■ **GIVEN ENTRIES**
►

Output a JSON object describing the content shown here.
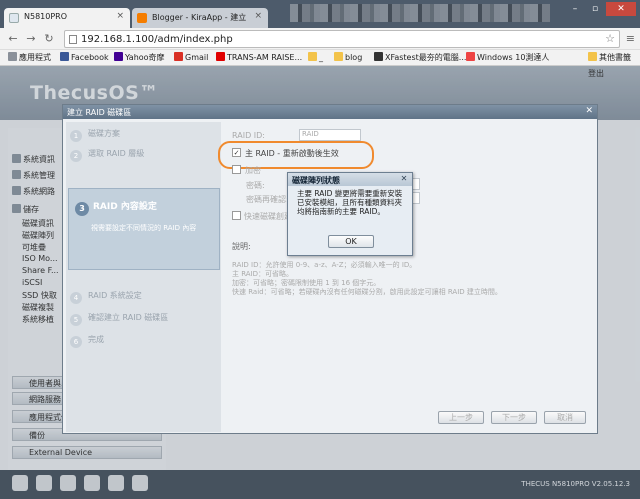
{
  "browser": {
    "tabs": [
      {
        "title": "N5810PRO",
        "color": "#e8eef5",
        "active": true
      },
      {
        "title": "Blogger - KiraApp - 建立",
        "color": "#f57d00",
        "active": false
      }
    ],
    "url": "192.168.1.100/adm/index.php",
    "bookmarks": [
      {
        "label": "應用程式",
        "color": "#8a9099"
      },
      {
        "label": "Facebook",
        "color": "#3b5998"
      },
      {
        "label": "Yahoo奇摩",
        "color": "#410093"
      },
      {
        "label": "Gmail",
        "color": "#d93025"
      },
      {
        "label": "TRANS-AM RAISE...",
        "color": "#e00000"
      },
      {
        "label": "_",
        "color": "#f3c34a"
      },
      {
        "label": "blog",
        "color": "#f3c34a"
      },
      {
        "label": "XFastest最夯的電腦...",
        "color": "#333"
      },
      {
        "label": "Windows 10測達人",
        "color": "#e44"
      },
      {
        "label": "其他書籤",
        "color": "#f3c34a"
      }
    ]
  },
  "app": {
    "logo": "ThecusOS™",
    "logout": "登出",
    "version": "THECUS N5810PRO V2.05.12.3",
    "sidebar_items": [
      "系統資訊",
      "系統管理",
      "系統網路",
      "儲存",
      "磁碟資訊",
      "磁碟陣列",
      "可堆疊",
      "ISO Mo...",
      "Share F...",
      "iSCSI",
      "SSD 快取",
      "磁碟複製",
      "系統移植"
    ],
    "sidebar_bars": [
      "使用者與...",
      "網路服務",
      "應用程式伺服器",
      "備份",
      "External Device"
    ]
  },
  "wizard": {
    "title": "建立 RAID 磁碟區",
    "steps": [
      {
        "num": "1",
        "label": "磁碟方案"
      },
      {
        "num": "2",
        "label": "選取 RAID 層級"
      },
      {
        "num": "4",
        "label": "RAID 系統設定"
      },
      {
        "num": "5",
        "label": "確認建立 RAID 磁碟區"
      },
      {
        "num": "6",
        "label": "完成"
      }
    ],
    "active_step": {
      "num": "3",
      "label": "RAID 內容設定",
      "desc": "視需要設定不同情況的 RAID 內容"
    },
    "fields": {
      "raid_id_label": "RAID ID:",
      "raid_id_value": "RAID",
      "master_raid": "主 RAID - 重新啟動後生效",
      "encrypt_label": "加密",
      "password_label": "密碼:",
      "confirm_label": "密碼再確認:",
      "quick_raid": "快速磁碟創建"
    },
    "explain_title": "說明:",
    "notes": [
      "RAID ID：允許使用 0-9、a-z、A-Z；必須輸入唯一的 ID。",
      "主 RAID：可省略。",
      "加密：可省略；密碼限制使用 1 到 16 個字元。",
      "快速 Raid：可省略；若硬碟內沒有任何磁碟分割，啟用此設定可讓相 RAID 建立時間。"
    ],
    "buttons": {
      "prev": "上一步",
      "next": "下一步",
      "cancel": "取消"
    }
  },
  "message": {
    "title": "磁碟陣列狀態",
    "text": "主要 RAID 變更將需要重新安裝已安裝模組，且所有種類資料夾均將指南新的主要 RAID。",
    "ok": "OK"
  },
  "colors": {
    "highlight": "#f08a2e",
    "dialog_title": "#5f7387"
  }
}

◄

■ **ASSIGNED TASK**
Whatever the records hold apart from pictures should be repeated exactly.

■ **WRITTEN RESPONSE**
Output a JSON object describing the content shown here.
{
  "browser": {
    "tabs": [
      {
        "title": "N5810PRO",
        "color": "#e8eef5",
        "active": true
      },
      {
        "title": "Blogger - KiraApp - 建立",
        "color": "#f57d00",
        "active": false
      }
    ],
    "url": "192.168.1.100/adm/index.php",
    "bookmarks": [
      {
        "label": "應用程式",
        "color": "#8a9099"
      },
      {
        "label": "Facebook",
        "color": "#3b5998"
      },
      {
        "label": "Yahoo奇摩",
        "color": "#410093"
      },
      {
        "label": "Gmail",
        "color": "#d93025"
      },
      {
        "label": "TRANS-AM RAISE...",
        "color": "#e00000"
      },
      {
        "label": "_",
        "color": "#f3c34a"
      },
      {
        "label": "blog",
        "color": "#f3c34a"
      },
      {
        "label": "XFastest最夯的電腦...",
        "color": "#333"
      },
      {
        "label": "Windows 10測達人",
        "color": "#e44"
      },
      {
        "label": "其他書籤",
        "color": "#f3c34a"
      }
    ]
  },
  "app": {
    "logo": "ThecusOS™",
    "logout": "登出",
    "version": "THECUS N5810PRO V2.05.12.3",
    "sidebar_items": [
      "系統資訊",
      "系統管理",
      "系統網路",
      "儲存",
      "磁碟資訊",
      "磁碟陣列",
      "可堆疊",
      "ISO Mo...",
      "Share F...",
      "iSCSI",
      "SSD 快取",
      "磁碟複製",
      "系統移植"
    ],
    "sidebar_bars": [
      "使用者與...",
      "網路服務",
      "應用程式伺服器",
      "備份",
      "External Device"
    ]
  },
  "wizard": {
    "title": "建立 RAID 磁碟區",
    "steps": [
      {
        "num": "1",
        "label": "磁碟方案"
      },
      {
        "num": "2",
        "label": "選取 RAID 層級"
      },
      {
        "num": "4",
        "label": "RAID 系統設定"
      },
      {
        "num": "5",
        "label": "確認建立 RAID 磁碟區"
      },
      {
        "num": "6",
        "label": "完成"
      }
    ],
    "active_step": {
      "num": "3",
      "label": "RAID 內容設定",
      "desc": "視需要設定不同情況的 RAID 內容"
    },
    "fields": {
      "raid_id_label": "RAID ID:",
      "raid_id_value": "RAID",
      "master_raid": "主 RAID - 重新啟動後生效",
      "encrypt_label": "加密",
      "password_label": "密碼:",
      "confirm_label": "密碼再確認:",
      "quick_raid": "快速磁碟創建"
    },
    "explain_title": "說明:",
    "notes": [
      "RAID ID：允許使用 0-9、a-z、A-Z；必須輸入唯一的 ID。",
      "主 RAID：可省略。",
      "加密：可省略；密碼限制使用 1 到 16 個字元。",
      "快速 Raid：可省略；若硬碟內沒有任何磁碟分割，啟用此設定可讓相 RAID 建立時間。"
    ],
    "buttons": {
      "prev": "上一步",
      "next": "下一步",
      "cancel": "取消"
    }
  },
  "message": {
    "title": "磁碟陣列狀態",
    "text": "主要 RAID 變更將需要重新安裝已安裝模組，且所有種類資料夾均將指南新的主要 RAID。",
    "ok": "OK"
  },
  "colors": {
    "highlight": "#f08a2e",
    "dialog_title": "#5f7387"
  }
}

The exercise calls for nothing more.